This 2005 release was filmed at a performance in La Scala’s temporary home, Milan’s Teatro degli Arcimboldi, in April 2004. It is based on the Burmeister version of the ballet of some 50 years ago, first introduced in the West by the Paris Opera. »

04 Feb 2006

Le Nozze di Figaro at ROH — Four Reviews

ROYAL OPERA HOUSE: "To mark the 250th anniversary of the birth of Wolfgang Amadeus Mozart, The Royal Opera mounts a new production of his setting of the second of Beaumarchais' domestic but politically charged 'Figaro' comedies, as adapted by librettist Lorenzo da Ponte. " »

03 Feb 2006

WAGNER: Der Ring des Nibelungen

It has been nearly thirty years since the centenary production of the Ring at Bayreuth, and the controversy and even scandal that it generated have long since faded into memory. »

02 Feb 2006

BRUCKNER: Symphonie no. 6

The symphonies of Anton Bruckner deserve excellent performances to convey the intensity that the composer intended for them, and sometimes an individual performance can offer the opportunity to understand them more clearly. »

02 Feb 2006

DAVIES & JAHN: Care of the Professional Voice

This second edition, co-authored by D. Garfield Davies, Consultant Emeritus Otolaryngologist to The Middlesex and University College Hospitals, and Anthony F. Jahn, Professor of Clinical Otolaryngology, Columbia University College of Physicians and Surgeons, was published by Routledge in 2004. »

01 Feb 2006

HANDEL: Radamisto

Handel went to London as a free-lance musician – i.e., “on his own bottom” – in autumn 1710. His Rinaldo of February 1711, with its dazzling arias and scenic spectacles, was resoundingly successful. »

01 Feb 2006

Turandot at Carnegie Hall

On 30 January, the Collegiate Chorale presented Puccini: A Composer's Journey. Here are two reviews. »

29 Jan 2006

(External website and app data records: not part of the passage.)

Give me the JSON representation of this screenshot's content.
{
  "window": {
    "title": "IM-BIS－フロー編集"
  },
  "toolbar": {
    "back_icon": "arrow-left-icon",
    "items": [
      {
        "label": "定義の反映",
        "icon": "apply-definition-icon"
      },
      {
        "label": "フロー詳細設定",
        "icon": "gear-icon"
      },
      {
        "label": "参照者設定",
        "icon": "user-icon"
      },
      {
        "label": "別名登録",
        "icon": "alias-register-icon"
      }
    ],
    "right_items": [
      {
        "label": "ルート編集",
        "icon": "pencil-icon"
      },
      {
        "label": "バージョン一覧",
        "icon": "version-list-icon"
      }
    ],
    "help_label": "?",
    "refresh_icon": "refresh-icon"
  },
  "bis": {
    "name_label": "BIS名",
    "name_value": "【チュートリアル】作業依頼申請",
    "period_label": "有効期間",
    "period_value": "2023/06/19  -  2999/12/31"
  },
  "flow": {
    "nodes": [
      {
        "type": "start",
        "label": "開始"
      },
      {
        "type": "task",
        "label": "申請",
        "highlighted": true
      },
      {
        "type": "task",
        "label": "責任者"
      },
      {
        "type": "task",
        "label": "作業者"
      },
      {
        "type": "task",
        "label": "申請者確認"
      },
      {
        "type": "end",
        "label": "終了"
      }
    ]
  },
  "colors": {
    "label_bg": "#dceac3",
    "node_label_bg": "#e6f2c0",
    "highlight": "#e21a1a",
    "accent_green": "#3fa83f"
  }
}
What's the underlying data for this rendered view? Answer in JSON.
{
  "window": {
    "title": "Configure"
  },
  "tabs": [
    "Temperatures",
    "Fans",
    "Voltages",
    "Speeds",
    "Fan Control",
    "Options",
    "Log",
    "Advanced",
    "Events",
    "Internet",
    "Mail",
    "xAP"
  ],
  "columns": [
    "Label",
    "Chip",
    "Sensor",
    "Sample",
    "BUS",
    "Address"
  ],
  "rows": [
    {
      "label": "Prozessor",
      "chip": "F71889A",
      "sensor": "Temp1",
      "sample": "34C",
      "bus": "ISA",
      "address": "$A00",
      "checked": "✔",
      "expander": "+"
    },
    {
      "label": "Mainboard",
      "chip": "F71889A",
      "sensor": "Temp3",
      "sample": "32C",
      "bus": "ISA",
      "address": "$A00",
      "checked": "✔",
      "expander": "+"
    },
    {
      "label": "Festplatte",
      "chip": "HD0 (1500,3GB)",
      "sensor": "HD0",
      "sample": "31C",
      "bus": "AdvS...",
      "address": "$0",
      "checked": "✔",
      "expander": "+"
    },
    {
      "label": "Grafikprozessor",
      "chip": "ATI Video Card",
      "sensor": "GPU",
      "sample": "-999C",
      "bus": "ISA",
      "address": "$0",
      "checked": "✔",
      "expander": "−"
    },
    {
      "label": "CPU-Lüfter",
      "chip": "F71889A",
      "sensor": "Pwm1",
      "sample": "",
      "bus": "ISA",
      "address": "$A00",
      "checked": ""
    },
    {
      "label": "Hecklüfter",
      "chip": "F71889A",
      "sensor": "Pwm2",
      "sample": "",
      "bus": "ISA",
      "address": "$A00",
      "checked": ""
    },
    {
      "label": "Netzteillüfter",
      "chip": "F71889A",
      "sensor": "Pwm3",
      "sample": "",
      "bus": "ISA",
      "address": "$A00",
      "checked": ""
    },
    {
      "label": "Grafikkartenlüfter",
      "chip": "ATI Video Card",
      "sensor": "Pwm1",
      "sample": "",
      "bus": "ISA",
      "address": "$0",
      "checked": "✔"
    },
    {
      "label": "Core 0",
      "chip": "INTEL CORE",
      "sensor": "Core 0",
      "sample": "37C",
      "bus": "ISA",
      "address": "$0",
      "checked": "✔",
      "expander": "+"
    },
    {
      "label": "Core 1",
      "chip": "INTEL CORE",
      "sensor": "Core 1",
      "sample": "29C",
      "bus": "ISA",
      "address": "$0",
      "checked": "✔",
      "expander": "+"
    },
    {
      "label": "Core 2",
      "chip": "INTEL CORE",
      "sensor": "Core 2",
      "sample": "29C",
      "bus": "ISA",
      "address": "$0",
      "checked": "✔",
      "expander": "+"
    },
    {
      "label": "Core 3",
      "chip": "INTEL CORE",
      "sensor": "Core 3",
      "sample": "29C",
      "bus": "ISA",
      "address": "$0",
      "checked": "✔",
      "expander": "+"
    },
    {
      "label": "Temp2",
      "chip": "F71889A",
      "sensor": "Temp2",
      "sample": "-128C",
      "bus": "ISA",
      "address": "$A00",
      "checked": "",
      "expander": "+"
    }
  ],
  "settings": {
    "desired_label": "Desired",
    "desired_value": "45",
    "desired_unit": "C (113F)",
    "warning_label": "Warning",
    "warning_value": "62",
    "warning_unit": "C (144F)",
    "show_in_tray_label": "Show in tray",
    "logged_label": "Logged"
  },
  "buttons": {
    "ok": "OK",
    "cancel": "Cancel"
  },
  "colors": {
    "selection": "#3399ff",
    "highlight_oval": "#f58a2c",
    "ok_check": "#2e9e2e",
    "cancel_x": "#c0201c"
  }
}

DEBUSSY: La Mer

Inspired by the elitist poets of late nineteenth century Paris, Debussy was eager to join their ranks by developing musical ideas that evoked the same emotional response as the poetry he admired. Originally, Prélude à l’après-midi d’un faune was a collaborative project between Debussy and Stéphane Mallarmé, a poet highly regarded by the composer. »

29 Jan 2006

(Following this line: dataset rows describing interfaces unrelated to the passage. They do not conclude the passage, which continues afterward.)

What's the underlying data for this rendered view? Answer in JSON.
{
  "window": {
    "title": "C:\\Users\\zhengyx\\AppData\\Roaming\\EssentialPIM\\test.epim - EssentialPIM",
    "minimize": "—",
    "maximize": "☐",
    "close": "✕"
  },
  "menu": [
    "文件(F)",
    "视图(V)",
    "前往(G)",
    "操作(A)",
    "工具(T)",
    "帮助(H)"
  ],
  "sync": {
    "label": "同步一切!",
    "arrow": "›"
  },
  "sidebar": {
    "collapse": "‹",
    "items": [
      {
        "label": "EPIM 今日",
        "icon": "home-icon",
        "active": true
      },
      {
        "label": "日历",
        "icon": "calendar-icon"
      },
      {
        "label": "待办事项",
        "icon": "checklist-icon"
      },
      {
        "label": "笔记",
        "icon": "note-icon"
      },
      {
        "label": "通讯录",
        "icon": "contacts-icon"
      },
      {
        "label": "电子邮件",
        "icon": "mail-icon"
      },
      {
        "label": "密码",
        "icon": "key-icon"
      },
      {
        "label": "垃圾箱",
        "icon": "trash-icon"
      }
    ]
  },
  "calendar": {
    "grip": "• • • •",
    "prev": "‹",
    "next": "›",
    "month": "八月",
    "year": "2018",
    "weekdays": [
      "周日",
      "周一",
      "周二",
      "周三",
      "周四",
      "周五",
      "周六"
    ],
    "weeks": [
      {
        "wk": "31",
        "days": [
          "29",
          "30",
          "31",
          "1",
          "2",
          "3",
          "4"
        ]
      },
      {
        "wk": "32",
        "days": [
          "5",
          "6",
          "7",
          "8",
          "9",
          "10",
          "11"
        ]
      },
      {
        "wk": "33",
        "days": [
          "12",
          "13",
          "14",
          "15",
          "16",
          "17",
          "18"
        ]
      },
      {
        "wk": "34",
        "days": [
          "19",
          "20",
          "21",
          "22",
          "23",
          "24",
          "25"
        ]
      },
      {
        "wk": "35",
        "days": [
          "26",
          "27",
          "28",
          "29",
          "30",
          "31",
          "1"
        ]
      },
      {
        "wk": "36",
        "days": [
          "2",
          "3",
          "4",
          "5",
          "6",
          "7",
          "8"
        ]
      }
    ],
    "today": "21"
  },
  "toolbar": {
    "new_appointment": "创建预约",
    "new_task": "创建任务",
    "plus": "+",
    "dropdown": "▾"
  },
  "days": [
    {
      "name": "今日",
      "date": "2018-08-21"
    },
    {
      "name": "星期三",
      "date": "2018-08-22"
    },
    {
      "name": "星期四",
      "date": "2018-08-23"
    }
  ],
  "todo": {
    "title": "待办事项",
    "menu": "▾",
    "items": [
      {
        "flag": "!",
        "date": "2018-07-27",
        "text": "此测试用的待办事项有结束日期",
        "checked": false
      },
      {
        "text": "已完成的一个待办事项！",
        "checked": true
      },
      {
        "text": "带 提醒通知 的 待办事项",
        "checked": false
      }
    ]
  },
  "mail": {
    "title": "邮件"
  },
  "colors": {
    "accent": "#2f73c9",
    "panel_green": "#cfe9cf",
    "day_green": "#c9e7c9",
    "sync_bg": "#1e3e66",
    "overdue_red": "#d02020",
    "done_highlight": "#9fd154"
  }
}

PETITGIRARD: The Elephant Man

Perhaps instead of waiting for the next great new opera, focus should be on finding the next great opera composer. »

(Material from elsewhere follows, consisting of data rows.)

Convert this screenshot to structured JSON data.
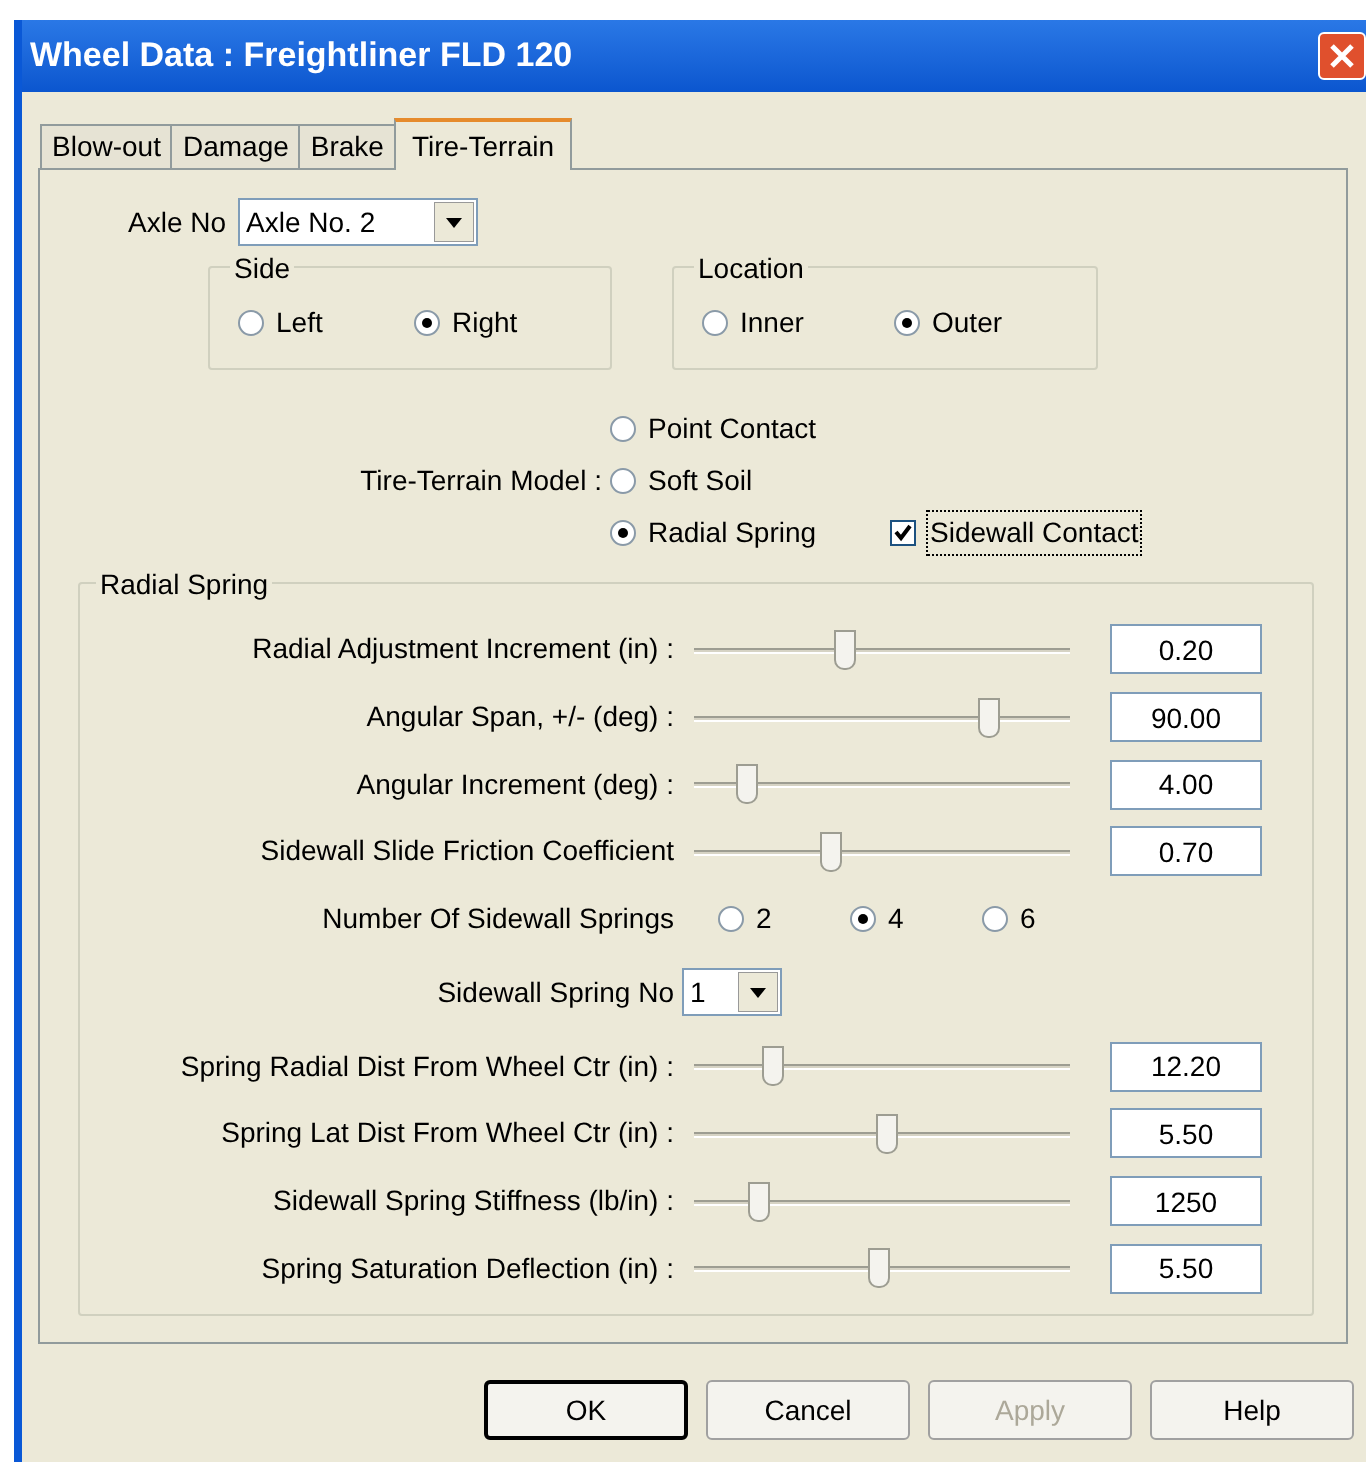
{
  "window": {
    "title": "Wheel Data : Freightliner FLD 120"
  },
  "tabs": [
    {
      "label": "Blow-out",
      "selected": false
    },
    {
      "label": "Damage",
      "selected": false
    },
    {
      "label": "Brake",
      "selected": false
    },
    {
      "label": "Tire-Terrain",
      "selected": true
    }
  ],
  "axle": {
    "label": "Axle No",
    "value": "Axle No. 2"
  },
  "side": {
    "title": "Side",
    "options": [
      {
        "label": "Left",
        "selected": false
      },
      {
        "label": "Right",
        "selected": true
      }
    ]
  },
  "location": {
    "title": "Location",
    "options": [
      {
        "label": "Inner",
        "selected": false
      },
      {
        "label": "Outer",
        "selected": true
      }
    ]
  },
  "model": {
    "label": "Tire-Terrain Model :",
    "options": [
      {
        "label": "Point Contact",
        "selected": false
      },
      {
        "label": "Soft Soil",
        "selected": false
      },
      {
        "label": "Radial Spring",
        "selected": true
      }
    ],
    "sidewall_contact": {
      "label": "Sidewall Contact",
      "checked": true
    }
  },
  "radial_spring": {
    "title": "Radial Spring",
    "rows": [
      {
        "kind": "slider",
        "label": "Radial Adjustment Increment (in) :",
        "level": 0.4,
        "value": "0.20"
      },
      {
        "kind": "slider",
        "label": "Angular Span, +/- (deg) :",
        "level": 0.78,
        "value": "90.00"
      },
      {
        "kind": "slider",
        "label": "Angular Increment (deg) :",
        "level": 0.14,
        "value": "4.00"
      },
      {
        "kind": "slider",
        "label": "Sidewall Slide Friction Coefficient",
        "level": 0.36,
        "value": "0.70"
      },
      {
        "kind": "radio",
        "label": "Number Of Sidewall Springs",
        "options": [
          {
            "label": "2",
            "selected": false
          },
          {
            "label": "4",
            "selected": true
          },
          {
            "label": "6",
            "selected": false
          }
        ]
      },
      {
        "kind": "dropdown",
        "label": "Sidewall Spring No",
        "value": "1"
      },
      {
        "kind": "slider",
        "label": "Spring Radial Dist From Wheel Ctr (in) :",
        "level": 0.21,
        "value": "12.20"
      },
      {
        "kind": "slider",
        "label": "Spring Lat Dist From Wheel Ctr (in) :",
        "level": 0.51,
        "value": "5.50"
      },
      {
        "kind": "slider",
        "label": "Sidewall Spring Stiffness (lb/in) :",
        "level": 0.17,
        "value": "1250"
      },
      {
        "kind": "slider",
        "label": "Spring Saturation Deflection (in) :",
        "level": 0.49,
        "value": "5.50"
      }
    ]
  },
  "buttons": [
    {
      "label": "OK",
      "disabled": false
    },
    {
      "label": "Cancel",
      "disabled": false
    },
    {
      "label": "Apply",
      "disabled": true
    },
    {
      "label": "Help",
      "disabled": false
    }
  ]
}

27 Jan 2006

ROSSINI: Il Turco in Italia

Clearly someone at Naxos loves Rossini. The label only recently released a good Cenerentola with the most excellent Joyce Di Donato, and the back catalog contains many titles, including highly praised sets of Barbieri (with Ramon Vargas) and Tancredi (featuring Ewa Podles). »

26 Jan 2006

KÁLMÁN: Lieder

I wonder if a record company, any record company, would have taken the trouble of recording these songs if the composer had been Zoltan Kocsis or Deszö Ranki instead of Imre (his real first name) Kálmán? »

26 Jan 2006

PADEREWSKI: Manru

Known for his virtuosity as a pianist, Ignacy Paderewski (1860-1941) is also known as a composer. While most of his works involve piano, he left a single opera, Manru, a three-act work that he composed between 1892 and 1901. »

26 Jan 2006

SALLINEN: Barabbas Dialogues

Two of Finland’s greatest artistic luminaries—composer Aulis Sallinen (b. 1935) and poet Lassi Nummi (b. 1928)—came together to produce a fine new work, The Barabbas Dialogues (2004), which has been recently recorded and released on CD on the CPO label. »

25 Jan 2006

BRITTEN: Serenade for Tenor, Horn and Strings etc.

In an era where new studio recordings by major orchestras have dwindled to a pathetic dribble, leaving many fine institutions to start their own in-house labels, the Berlin Philharmonic still has an active contract with a major company (its conductor’s label of many years, EMI) and releases come on a regular basis. A recent one features some of Benjamin Britten’s great work for instruments and tenor. »

25 Jan 2006

Norma in Munich — Two Reviews

Bellini's Norma is the story of a love triangle involving Norma, the Druid high priestess, Pollione, the Roman proconsul and father of Norma's two children, and Adalgisa, a Druid acolyte and Pollione's new conquest whom he intends to take to Rome. The role of Norma is generally considered one of the most difficult in opera literature. Few have succeeded in mastering it. Now Edita Gruberova, has taken on the role at the Bayerische Staatsoper. Here are two reviews. »